Have students read the third paragraph, with particular attention to the last three sentences. Ask students what their interpretation of the Fed's intentions are (answers will vary).
- Ask students if they think the stock market reacted appropriately (answers will vary). Point out that the ambiguity in the Fed's statement led the class to develop different interpretations of what is likely to happen in the future and more importantly, when. Likewise, the stock market has the same struggle with interpretation. Tell students that uncertainty in markets leads to instability and declines. Refer students back to the graph above--when interest rates were low and stable (the Fed had promised to keep them low for an extended period of time), that lent stability to the market, so even though interest rates didn't change, stock prices increased.
The Federal Reserve Open Market Committee (FOMC) meets approximately every six weeks to review the Federal Reserve's monetary policy positions. In this latest report, the FOMC notes that the labor market continues to improve. In addition, the FOMC believes that inflation is contained for the short term, but the factors keeping it in check are transitory.
For these reasons, the FOMC decided to keep the federal funds rate at its current low level (0%-0.25%). The FOMC also signaled that they will continue to monitor the inflationary risks, including keeping an eye on international markets.
The stock market reacted negatively after the FOMC release because it is worried that the Fed will act sooner that it would like in raising interest rates.
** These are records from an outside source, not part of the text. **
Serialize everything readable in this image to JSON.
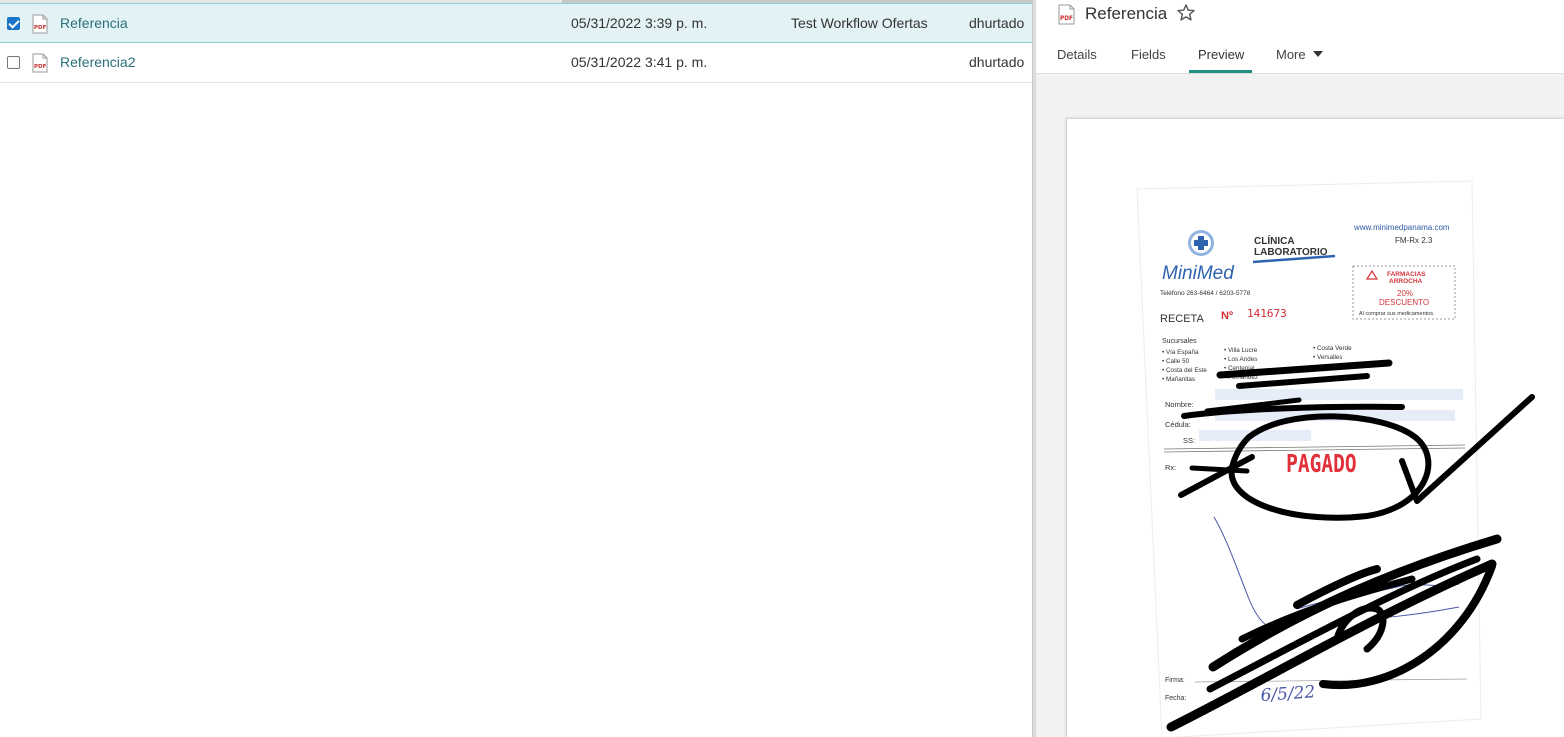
{
  "list": {
    "rows": [
      {
        "checked": true,
        "file_type": "PDF",
        "name": "Referencia",
        "date": "05/31/2022 3:39 p. m.",
        "workflow": "Test Workflow Ofertas",
        "user": "dhurtado"
      },
      {
        "checked": false,
        "file_type": "PDF",
        "name": "Referencia2",
        "date": "05/31/2022 3:41 p. m.",
        "workflow": "",
        "user": "dhurtado"
      }
    ]
  },
  "preview": {
    "file_type": "PDF",
    "title": "Referencia",
    "favorite_icon": "star-outline-icon",
    "tabs": [
      {
        "label": "Details"
      },
      {
        "label": "Fields"
      },
      {
        "label": "Preview",
        "active": true
      },
      {
        "label": "More"
      }
    ],
    "document": {
      "logo_text": "MiniMed",
      "clinic_line1": "CLÍNICA",
      "clinic_line2": "LABORATORIO",
      "website": "www.minimedpanama.com",
      "form_code": "FM-Rx 2.3",
      "phone": "Teléfono 263-6464 / 6203-5778",
      "receta_label": "RECETA",
      "receta_no_label": "Nº",
      "receta_number": "141673",
      "promo": {
        "line1": "FARMACIAS",
        "line2": "ARROCHA",
        "line3": "20%",
        "line4": "DESCUENTO",
        "line5": "Al comprar sus medicamentos."
      },
      "sucursales_label": "Sucursales",
      "branches_col1": [
        "Vía España",
        "Calle 50",
        "Costa del Este",
        "Mañanitas"
      ],
      "branches_col2": [
        "Villa Lucre",
        "Los Andes",
        "Centenial",
        "Fernández"
      ],
      "branches_col3": [
        "Costa Verde",
        "Versalles"
      ],
      "nombre_label": "Nombre:",
      "cedula_label": "Cédula:",
      "ss_label": "SS:",
      "rx_label": "Rx:",
      "stamp": "PAGADO",
      "firma_label": "Firma:",
      "fecha_label": "Fecha:",
      "handwritten_date": "6/5/22"
    }
  },
  "colors": {
    "selected_row_bg": "#e3f2f4",
    "link_teal": "#2a6f7c",
    "tab_active": "#1f8f82",
    "checkbox_blue": "#1a73c9",
    "stamp_red": "#e2303a",
    "logo_blue": "#2e63b0"
  }
}
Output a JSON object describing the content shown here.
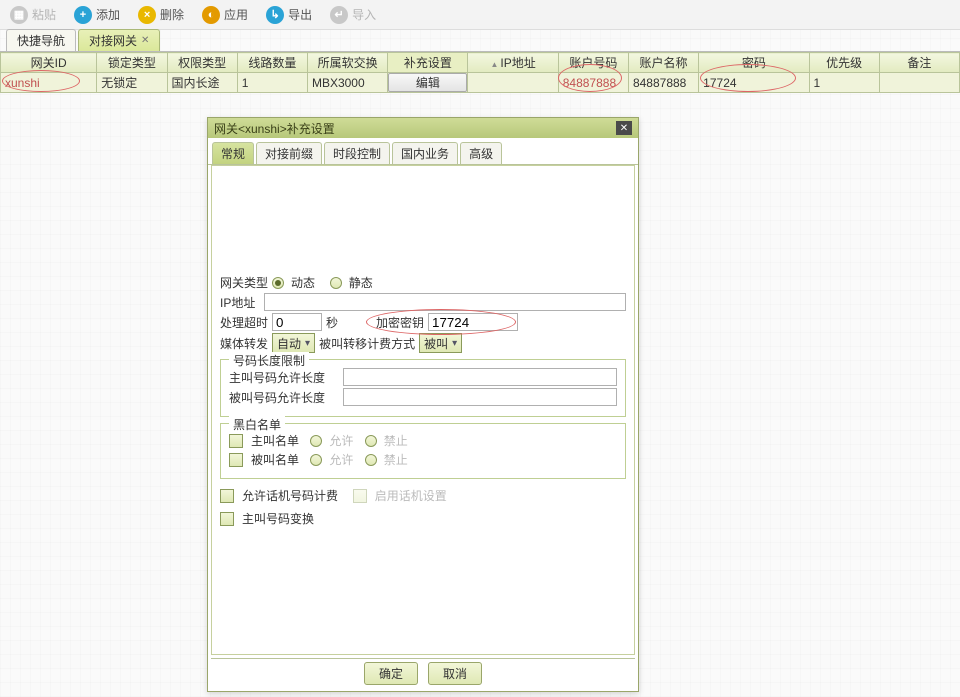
{
  "toolbar": {
    "paste": "粘贴",
    "add": "添加",
    "delete": "删除",
    "apply": "应用",
    "export": "导出",
    "import": "导入"
  },
  "tabs": {
    "quickNav": "快捷导航",
    "gateway": "对接网关"
  },
  "grid": {
    "headers": {
      "gatewayId": "网关ID",
      "lockType": "锁定类型",
      "permType": "权限类型",
      "lineCount": "线路数量",
      "softswitch": "所属软交换",
      "extra": "补充设置",
      "ip": "IP地址",
      "acctNum": "账户号码",
      "acctName": "账户名称",
      "password": "密码",
      "priority": "优先级",
      "remark": "备注"
    },
    "row": {
      "gatewayId": "xunshi",
      "lockType": "无锁定",
      "permType": "国内长途",
      "lineCount": "1",
      "softswitch": "MBX3000",
      "extraBtn": "编辑",
      "ip": "",
      "acctNum": "84887888",
      "acctName": "84887888",
      "password": "17724",
      "priority": "1",
      "remark": ""
    }
  },
  "dialog": {
    "title": "网关<xunshi>补充设置",
    "tabs": {
      "general": "常规",
      "prefix": "对接前缀",
      "period": "时段控制",
      "domestic": "国内业务",
      "advanced": "高级"
    },
    "form": {
      "gwTypeLabel": "网关类型",
      "gwTypeDynamic": "动态",
      "gwTypeStatic": "静态",
      "ipLabel": "IP地址",
      "ipValue": "",
      "timeoutLabel": "处理超时",
      "timeoutValue": "0",
      "timeoutUnit": "秒",
      "keyLabel": "加密密钥",
      "keyValue": "17724",
      "mediaRelayLabel": "媒体转发",
      "mediaRelayValue": "自动",
      "transferBillLabel": "被叫转移计费方式",
      "transferBillValue": "被叫",
      "lenLimitLegend": "号码长度限制",
      "callerLenLabel": "主叫号码允许长度",
      "callerLenValue": "",
      "calleeLenLabel": "被叫号码允许长度",
      "calleeLenValue": "",
      "bwLegend": "黑白名单",
      "callerList": "主叫名单",
      "calleeList": "被叫名单",
      "allow": "允许",
      "deny": "禁止",
      "allowPhoneBilling": "允许话机号码计费",
      "enablePhoneCfg": "启用话机设置",
      "callerTransform": "主叫号码变换"
    },
    "buttons": {
      "ok": "确定",
      "cancel": "取消"
    }
  }
}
Because there is a negative relationship between the federal funds rate and the stock market, the market would prefer the Fed withhold raising rates for as long as possible.
Tell students to assume that at their next meeting, the FOMC announces that on August 1, 2015, they will raise the federal funds rate to 0.5%. Ask, what will be the immediate effect on the stock market, the day that statement is released? (stock prices will probably fall, ceteris paribus). Ask what will happen to stock prices (again, ceteris paribus) on August 1 when the rate increase goes into effect? (probably nothing--the market has already reacted to the rate increase when it was announced, and by August 1, the uncertainty in the market has been removed).
Be the first to review this lesson!